### To do:
Whenever a line in the data holds the string "role", pull that line out.

### Extracted entries:
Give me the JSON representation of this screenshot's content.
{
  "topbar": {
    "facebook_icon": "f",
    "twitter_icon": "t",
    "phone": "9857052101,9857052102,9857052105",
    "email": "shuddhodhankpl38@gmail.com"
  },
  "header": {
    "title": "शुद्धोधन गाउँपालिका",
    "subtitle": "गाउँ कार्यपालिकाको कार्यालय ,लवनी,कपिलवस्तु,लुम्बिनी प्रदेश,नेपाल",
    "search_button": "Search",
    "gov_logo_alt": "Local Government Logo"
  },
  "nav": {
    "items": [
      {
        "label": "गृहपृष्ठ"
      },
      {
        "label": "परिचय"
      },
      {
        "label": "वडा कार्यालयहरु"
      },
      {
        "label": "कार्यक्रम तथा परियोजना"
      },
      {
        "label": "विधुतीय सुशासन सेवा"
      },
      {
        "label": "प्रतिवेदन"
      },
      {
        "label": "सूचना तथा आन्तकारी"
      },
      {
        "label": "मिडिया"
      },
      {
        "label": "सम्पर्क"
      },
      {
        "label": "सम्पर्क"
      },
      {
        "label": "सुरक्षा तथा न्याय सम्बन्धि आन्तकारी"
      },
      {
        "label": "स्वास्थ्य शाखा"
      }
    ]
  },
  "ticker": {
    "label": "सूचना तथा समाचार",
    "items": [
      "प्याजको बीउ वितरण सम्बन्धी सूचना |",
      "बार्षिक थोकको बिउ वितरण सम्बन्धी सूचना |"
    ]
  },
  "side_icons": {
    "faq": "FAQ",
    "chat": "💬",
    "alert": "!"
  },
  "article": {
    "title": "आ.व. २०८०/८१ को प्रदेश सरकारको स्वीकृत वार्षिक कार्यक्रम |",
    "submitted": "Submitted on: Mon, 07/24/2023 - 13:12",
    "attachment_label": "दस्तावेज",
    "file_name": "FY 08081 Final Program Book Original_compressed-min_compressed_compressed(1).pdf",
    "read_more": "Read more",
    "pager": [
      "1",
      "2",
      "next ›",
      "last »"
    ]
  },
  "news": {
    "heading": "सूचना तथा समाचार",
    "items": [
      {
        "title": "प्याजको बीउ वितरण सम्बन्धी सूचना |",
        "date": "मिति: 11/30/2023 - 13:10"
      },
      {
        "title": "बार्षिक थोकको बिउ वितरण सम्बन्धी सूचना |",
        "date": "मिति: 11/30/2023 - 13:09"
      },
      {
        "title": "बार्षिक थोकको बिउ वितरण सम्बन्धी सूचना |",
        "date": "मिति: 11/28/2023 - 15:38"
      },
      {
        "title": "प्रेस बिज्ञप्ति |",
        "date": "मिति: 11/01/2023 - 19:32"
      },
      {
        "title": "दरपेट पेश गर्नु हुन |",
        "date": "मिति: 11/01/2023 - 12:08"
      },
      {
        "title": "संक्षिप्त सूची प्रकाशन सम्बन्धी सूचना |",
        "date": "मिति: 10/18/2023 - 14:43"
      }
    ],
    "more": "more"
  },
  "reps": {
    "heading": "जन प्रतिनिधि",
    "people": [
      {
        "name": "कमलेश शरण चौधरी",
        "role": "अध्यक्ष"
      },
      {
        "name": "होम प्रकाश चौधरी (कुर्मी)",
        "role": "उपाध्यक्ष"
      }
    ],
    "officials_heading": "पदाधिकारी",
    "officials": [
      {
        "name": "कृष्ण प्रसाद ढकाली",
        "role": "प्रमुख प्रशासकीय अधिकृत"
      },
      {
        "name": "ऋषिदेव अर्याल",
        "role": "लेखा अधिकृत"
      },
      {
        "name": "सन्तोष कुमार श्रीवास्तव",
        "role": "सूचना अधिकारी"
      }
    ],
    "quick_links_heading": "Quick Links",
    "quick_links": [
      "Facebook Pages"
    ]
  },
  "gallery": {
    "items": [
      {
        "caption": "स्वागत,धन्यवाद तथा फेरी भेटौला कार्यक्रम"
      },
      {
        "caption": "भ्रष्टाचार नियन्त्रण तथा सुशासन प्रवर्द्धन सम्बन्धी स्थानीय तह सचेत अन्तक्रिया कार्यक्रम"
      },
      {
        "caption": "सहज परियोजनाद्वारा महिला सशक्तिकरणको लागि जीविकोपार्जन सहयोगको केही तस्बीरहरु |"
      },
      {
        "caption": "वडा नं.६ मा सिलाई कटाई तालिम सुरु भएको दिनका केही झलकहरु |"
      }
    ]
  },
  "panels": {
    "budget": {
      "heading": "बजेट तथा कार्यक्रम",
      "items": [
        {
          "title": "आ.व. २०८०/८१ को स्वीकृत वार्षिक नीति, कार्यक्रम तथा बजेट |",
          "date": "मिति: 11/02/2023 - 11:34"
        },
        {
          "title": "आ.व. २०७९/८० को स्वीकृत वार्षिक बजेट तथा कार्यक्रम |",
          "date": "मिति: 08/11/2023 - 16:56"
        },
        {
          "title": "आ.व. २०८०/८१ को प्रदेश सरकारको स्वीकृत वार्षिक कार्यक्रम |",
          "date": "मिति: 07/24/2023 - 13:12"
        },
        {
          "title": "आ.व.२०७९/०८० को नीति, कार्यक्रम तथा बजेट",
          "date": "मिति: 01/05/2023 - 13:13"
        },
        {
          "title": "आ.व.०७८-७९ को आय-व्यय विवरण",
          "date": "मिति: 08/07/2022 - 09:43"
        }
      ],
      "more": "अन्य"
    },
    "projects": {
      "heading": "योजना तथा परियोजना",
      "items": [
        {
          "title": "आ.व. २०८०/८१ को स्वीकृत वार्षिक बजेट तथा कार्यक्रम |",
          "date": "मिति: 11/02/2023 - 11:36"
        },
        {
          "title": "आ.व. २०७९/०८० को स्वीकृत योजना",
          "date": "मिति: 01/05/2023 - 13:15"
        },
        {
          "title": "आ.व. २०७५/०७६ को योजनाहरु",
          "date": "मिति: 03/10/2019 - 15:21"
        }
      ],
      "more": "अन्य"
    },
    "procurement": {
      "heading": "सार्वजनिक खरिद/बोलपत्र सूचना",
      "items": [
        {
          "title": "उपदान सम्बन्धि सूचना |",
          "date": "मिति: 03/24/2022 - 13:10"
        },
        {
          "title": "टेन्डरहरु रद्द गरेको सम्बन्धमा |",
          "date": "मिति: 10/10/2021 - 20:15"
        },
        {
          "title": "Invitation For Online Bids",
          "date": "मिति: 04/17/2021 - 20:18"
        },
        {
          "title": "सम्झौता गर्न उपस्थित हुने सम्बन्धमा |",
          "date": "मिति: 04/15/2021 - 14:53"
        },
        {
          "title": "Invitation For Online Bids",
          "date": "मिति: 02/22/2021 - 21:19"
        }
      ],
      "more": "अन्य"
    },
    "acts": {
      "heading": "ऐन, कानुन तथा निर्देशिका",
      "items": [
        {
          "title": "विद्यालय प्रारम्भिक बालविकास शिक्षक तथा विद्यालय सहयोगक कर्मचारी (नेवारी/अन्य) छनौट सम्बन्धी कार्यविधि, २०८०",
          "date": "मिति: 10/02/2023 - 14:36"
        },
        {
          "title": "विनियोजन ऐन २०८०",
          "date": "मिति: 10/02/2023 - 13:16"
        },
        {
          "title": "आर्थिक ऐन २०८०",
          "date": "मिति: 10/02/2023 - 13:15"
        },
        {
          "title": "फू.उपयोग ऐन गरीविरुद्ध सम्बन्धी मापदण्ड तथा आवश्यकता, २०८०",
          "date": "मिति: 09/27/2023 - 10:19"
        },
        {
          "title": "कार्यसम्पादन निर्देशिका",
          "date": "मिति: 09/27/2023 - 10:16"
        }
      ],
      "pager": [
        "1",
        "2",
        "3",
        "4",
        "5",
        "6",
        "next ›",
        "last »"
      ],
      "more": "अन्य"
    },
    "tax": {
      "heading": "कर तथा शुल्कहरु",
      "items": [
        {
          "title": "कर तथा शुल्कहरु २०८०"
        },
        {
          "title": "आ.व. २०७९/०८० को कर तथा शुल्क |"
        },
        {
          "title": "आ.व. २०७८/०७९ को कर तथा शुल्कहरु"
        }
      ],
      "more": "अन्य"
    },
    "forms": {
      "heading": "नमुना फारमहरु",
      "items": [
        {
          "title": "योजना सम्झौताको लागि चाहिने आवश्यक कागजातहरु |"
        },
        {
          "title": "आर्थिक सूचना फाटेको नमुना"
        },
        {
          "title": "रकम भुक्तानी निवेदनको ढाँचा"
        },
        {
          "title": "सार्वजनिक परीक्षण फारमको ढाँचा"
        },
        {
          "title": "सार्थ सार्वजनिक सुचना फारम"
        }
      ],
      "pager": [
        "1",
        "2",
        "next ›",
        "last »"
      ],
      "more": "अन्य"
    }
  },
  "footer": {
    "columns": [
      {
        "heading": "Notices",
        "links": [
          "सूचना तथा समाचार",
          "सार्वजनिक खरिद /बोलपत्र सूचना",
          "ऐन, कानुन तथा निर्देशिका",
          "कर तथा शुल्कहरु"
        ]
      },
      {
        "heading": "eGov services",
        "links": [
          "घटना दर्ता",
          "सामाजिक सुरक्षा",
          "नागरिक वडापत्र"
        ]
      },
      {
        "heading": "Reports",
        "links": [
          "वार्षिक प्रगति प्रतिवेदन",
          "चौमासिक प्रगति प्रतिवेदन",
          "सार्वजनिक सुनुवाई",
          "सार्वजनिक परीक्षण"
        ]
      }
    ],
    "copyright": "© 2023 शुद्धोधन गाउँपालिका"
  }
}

### Problem solution:
        "role": "अध्यक्ष"
        "role": "उपाध्यक्ष"
        "role": "प्रमुख प्रशासकीय अधिकृत"
        "role": "लेखा अधिकृत"
        "role": "सूचना अधिकारी"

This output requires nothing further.